‘Cool treatment’ aids stricken runner

For 32-year-old Whit Wilson of Atlanta, the Country Music Half Marathon on April 24 was to be a reunion with his high school running buddies.

An avid runner since his days on his high school cross country team, Wilson took his place at the starting line early that stormy Saturday morning.

He ran with a friend for the first 10 miles, but when his friend slowed down, Wilson, who had never run a half marathon before, maintained his pace and finished the last three miles on his own.

“It was rough racing conditions with high humidity that slowed my pace,” Wilson recalled. “I had run 10 miles in the past at faster paces with no problems.”

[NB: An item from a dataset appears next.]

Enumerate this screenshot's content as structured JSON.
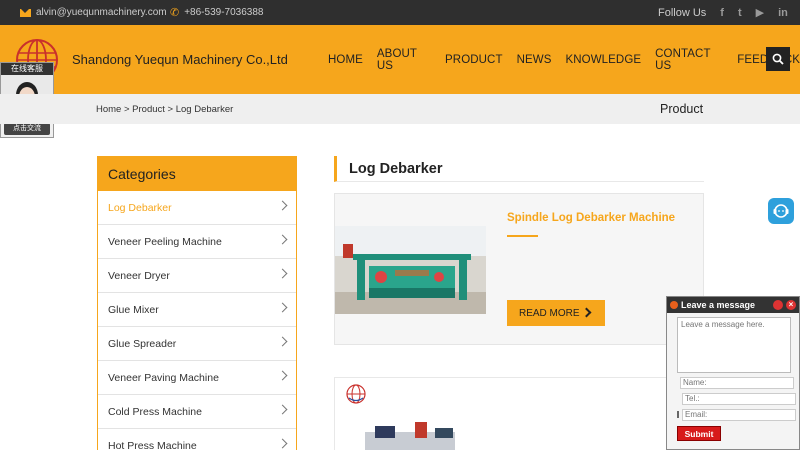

As he completed the 13.1 miles and crossed the finish line, he went into cardiac arrest and collapsed.

EMTs on the scene immediately began CPR and took Wilson to Nashville General Hospital at Meharry, where physicians restored a normal heart rate, sedated and intubated him, and transferred him to Vanderbilt Heart & Vascular Institute.

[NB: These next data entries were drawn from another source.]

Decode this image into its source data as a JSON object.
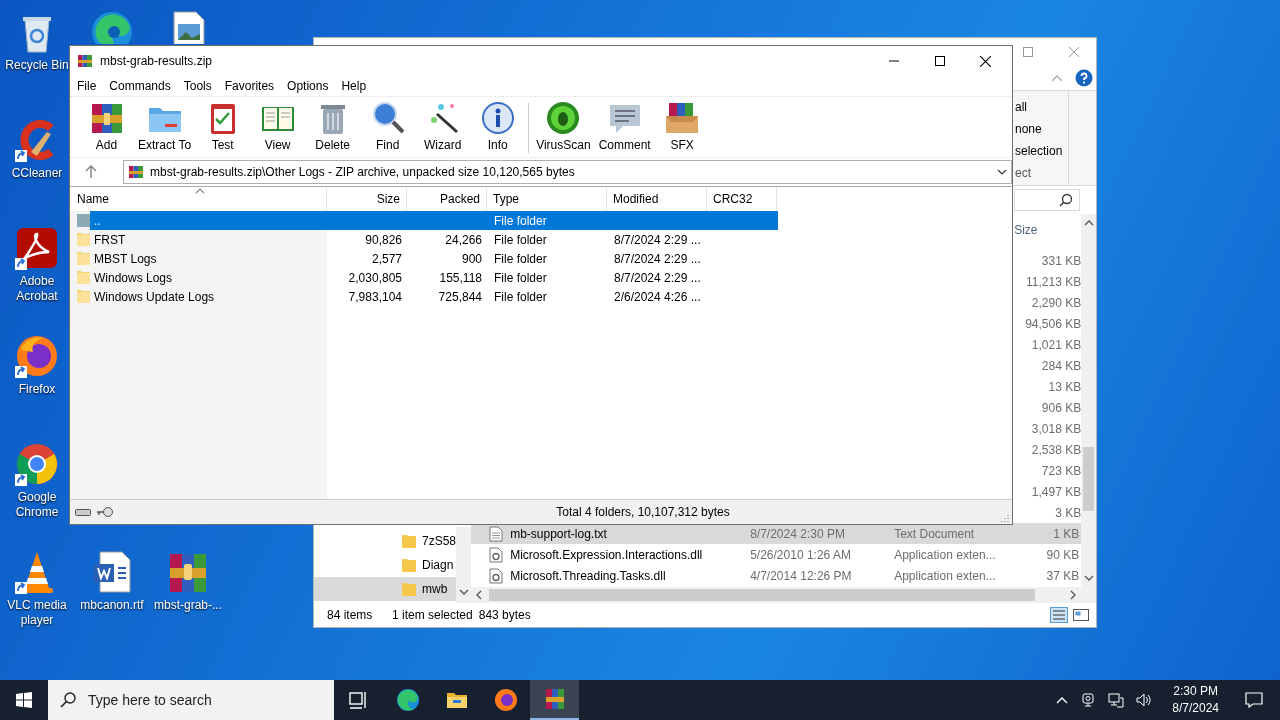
{
  "desktop_icons": [
    {
      "kind": "recycle",
      "label": "Recycle Bin",
      "shortcut": false
    },
    {
      "kind": "edge",
      "shortcut": false
    },
    {
      "kind": "image",
      "shortcut": false
    },
    {
      "kind": "ccleaner",
      "label": "CCleaner",
      "shortcut": true
    },
    {
      "kind": "acrobat",
      "label": "Adobe Acrobat",
      "shortcut": true
    },
    {
      "kind": "firefox",
      "label": "Firefox",
      "shortcut": true
    },
    {
      "kind": "chrome",
      "label": "Google Chrome",
      "shortcut": true
    },
    {
      "kind": "vlc",
      "label": "VLC media player",
      "shortcut": true
    },
    {
      "kind": "word",
      "label": "mbcanon.rtf",
      "shortcut": false
    },
    {
      "kind": "rar",
      "label": "mbst-grab-...",
      "shortcut": false
    }
  ],
  "explorer": {
    "ribbon": {
      "commands": [
        "all",
        "none",
        "selection"
      ],
      "group_label": "ect"
    },
    "size_column": "Size",
    "files": [
      {
        "size": "331 KB",
        "selected": false
      },
      {
        "size": "11,213 KB",
        "selected": false
      },
      {
        "size": "2,290 KB",
        "selected": false
      },
      {
        "size": "94,506 KB",
        "selected": false
      },
      {
        "size": "1,021 KB",
        "selected": false
      },
      {
        "size": "284 KB",
        "selected": false
      },
      {
        "size": "13 KB",
        "selected": false
      },
      {
        "size": "906 KB",
        "selected": false
      },
      {
        "size": "3,018 KB",
        "selected": false
      },
      {
        "size": "2,538 KB",
        "selected": false
      },
      {
        "size": "723 KB",
        "selected": false
      },
      {
        "size": "1,497 KB",
        "selected": false
      },
      {
        "size": "3 KB",
        "selected": false
      },
      {
        "kind": "text",
        "name": "mb-support-log.txt",
        "modified": "8/7/2024 2:30 PM",
        "type": "Text Document",
        "size": "1 KB",
        "selected": true
      },
      {
        "kind": "dll",
        "name": "Microsoft.Expression.Interactions.dll",
        "modified": "5/26/2010 1:26 AM",
        "type": "Application exten...",
        "size": "90 KB",
        "selected": false
      },
      {
        "kind": "dll",
        "name": "Microsoft.Threading.Tasks.dll",
        "modified": "4/7/2014 12:26 PM",
        "type": "Application exten...",
        "size": "37 KB",
        "selected": false
      }
    ],
    "nav_folders": [
      {
        "name": "7zS58",
        "selected": false
      },
      {
        "name": "Diagn",
        "selected": false
      },
      {
        "name": "mwb",
        "selected": true
      }
    ],
    "status": [
      "84 items",
      "1 item selected",
      "843 bytes"
    ]
  },
  "winrar": {
    "title": "mbst-grab-results.zip",
    "menu": [
      "File",
      "Commands",
      "Tools",
      "Favorites",
      "Options",
      "Help"
    ],
    "toolbar": [
      {
        "kind": "add",
        "label": "Add"
      },
      {
        "kind": "extract",
        "label": "Extract To"
      },
      {
        "kind": "test",
        "label": "Test"
      },
      {
        "kind": "view",
        "label": "View"
      },
      {
        "kind": "delete",
        "label": "Delete"
      },
      {
        "kind": "find",
        "label": "Find"
      },
      {
        "kind": "wizard",
        "label": "Wizard"
      },
      {
        "kind": "info",
        "label": "Info"
      },
      {
        "kind": "virusscan",
        "label": "VirusScan"
      },
      {
        "kind": "comment",
        "label": "Comment"
      },
      {
        "kind": "sfx",
        "label": "SFX"
      }
    ],
    "address": "mbst-grab-results.zip\\Other Logs - ZIP archive, unpacked size 10,120,565 bytes",
    "columns": [
      "Name",
      "Size",
      "Packed",
      "Type",
      "Modified",
      "CRC32"
    ],
    "rows": [
      {
        "kind": "parent",
        "name": "..",
        "type": "File folder",
        "selected": true
      },
      {
        "kind": "folder",
        "name": "FRST",
        "size": "90,826",
        "packed": "24,266",
        "type": "File folder",
        "modified": "8/7/2024 2:29 ...",
        "selected": false
      },
      {
        "kind": "folder",
        "name": "MBST Logs",
        "size": "2,577",
        "packed": "900",
        "type": "File folder",
        "modified": "8/7/2024 2:29 ...",
        "selected": false
      },
      {
        "kind": "folder",
        "name": "Windows Logs",
        "size": "2,030,805",
        "packed": "155,118",
        "type": "File folder",
        "modified": "8/7/2024 2:29 ...",
        "selected": false
      },
      {
        "kind": "folder",
        "name": "Windows Update Logs",
        "size": "7,983,104",
        "packed": "725,844",
        "type": "File folder",
        "modified": "2/6/2024 4:26 ...",
        "selected": false
      }
    ],
    "status": "Total 4 folders, 10,107,312 bytes"
  },
  "taskbar": {
    "search": {
      "placeholder": "Type here to search"
    },
    "apps": [
      {
        "kind": "taskview",
        "active": false
      },
      {
        "kind": "edge",
        "active": false
      },
      {
        "kind": "explorer",
        "active": false
      },
      {
        "kind": "firefox",
        "active": false
      },
      {
        "kind": "winrar",
        "active": true
      }
    ],
    "time": "2:30 PM",
    "date": "8/7/2024"
  }
}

Upon his arrival, Mark Robbins, M.D., assistant professor of Medicine, initiated the therapeutic hypothermia protocol because Wilson was at risk for anoxic brain injury due to prolonged lack of oxygen.

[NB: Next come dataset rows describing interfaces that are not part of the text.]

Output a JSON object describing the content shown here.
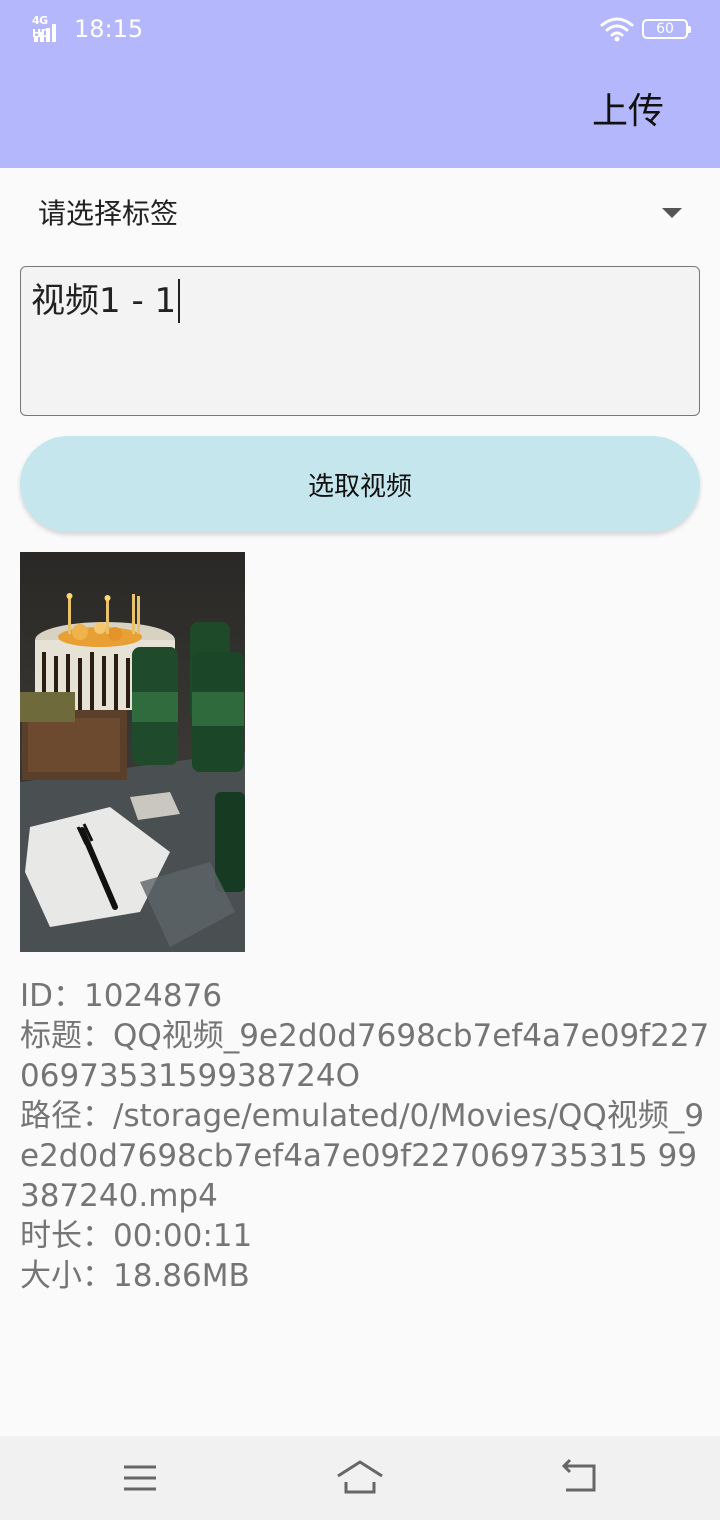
{
  "status_bar": {
    "network": "4G HD",
    "time": "18:15",
    "battery": "60"
  },
  "app_bar": {
    "upload_label": "上传"
  },
  "tag_select": {
    "selected": "请选择标签"
  },
  "title_input": {
    "value": "视频1 - 1"
  },
  "pick_button": {
    "label": "选取视频"
  },
  "video_info": {
    "id_line": "ID：1024876",
    "title_line": "标题：QQ视频_9e2d0d7698cb7ef4a7e09f2270697353159938724O",
    "path_line": "路径：/storage/emulated/0/Movies/QQ视频_9e2d0d7698cb7ef4a7e09f227069735315 99387240.mp4",
    "duration_line": "时长：00:00:11",
    "size_line": "大小：18.86MB"
  },
  "colors": {
    "app_bar": "#b4b7fb",
    "button": "#c6e6ee",
    "info_text": "#757575"
  }
}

In the Cardiovascular Intensive Care Unit, Robbins oversaw the lowering of Wilson's body temperature to about 34 degrees Celsius (93.2 degrees Fahrenheit).

Covers containing circulating cold water were placed over Wilson's body and around his head.

A machine slowly and carefully lowered the body temperature and maintained it for 24 hours.

Therapeutic hypothermia has been shown to prevent cell death and injury when instituted and properly timed, thereby slowing and reversing brain injury during the first 24 hours after cardiac arrest, Robbins said.

Returning Wilson to normal body temperature was also a very slow, controlled process that occurred at 1 degree Celsius every hour.

“In clinical trials, therapeutic hypothermia works best for those who have a witnessed cardiac event and can be resuscitated in the 5- to 15-minute window,” Robbins said.

After his body temperature was returned to normal, Wilson regained consciousness and his neurologic status improved daily.

Robbins ran a battery of tests on Wilson to figure out what happened and why he arrested at such a young age. All test results were normal.

“He had only been running about three miles per day prior to the half marathon. In talking with him, it appears he pushed himself very hard to run it. He collapsed due to dehydration and electrolyte shifts, which led to cardiac irritability and his arrest.

Whit Wilson, who suffered a heart attack after completing the Country Music Half Marathon, exercises in the Cardiac Unit with Sandra Welch, R.N. (photo by Mary Donaldson)

Whit Wilson, who suffered a heart attack after completing the Country Music Half Marathon, exercises in the Cardiac Unit with Sandra Welch, R.N. (photo by Mary Donaldson)

“The incidence of sudden death has been reported to be one in 50,000 marathon runners. In the Country Music Marathon and Half Marathon, there were 30,000 to 40,000 people running and there were multiple runners who collapsed from dehydration. Whit's case was significantly more serious and could have resulted in death if on-site resuscitation was not performed.

“Although the probability is low, sudden death is a reality in healthy people who push themselves physically beyond what their bodies can handle,” Robbins said.

Wilson was discharged from Vanderbilt University Hospital on May 1.
He is recovering nicely and hopes to return to his job as a health care marketing director in about a month.

“I am extremely grateful for the attentive and excellent care that I received while at Vanderbilt,” Wilson said. “The care that I received was highly personalized and made me feel like an individual rather than just another patient.

“I am glad to be on the path to successful recovery — this could have played out very differently.”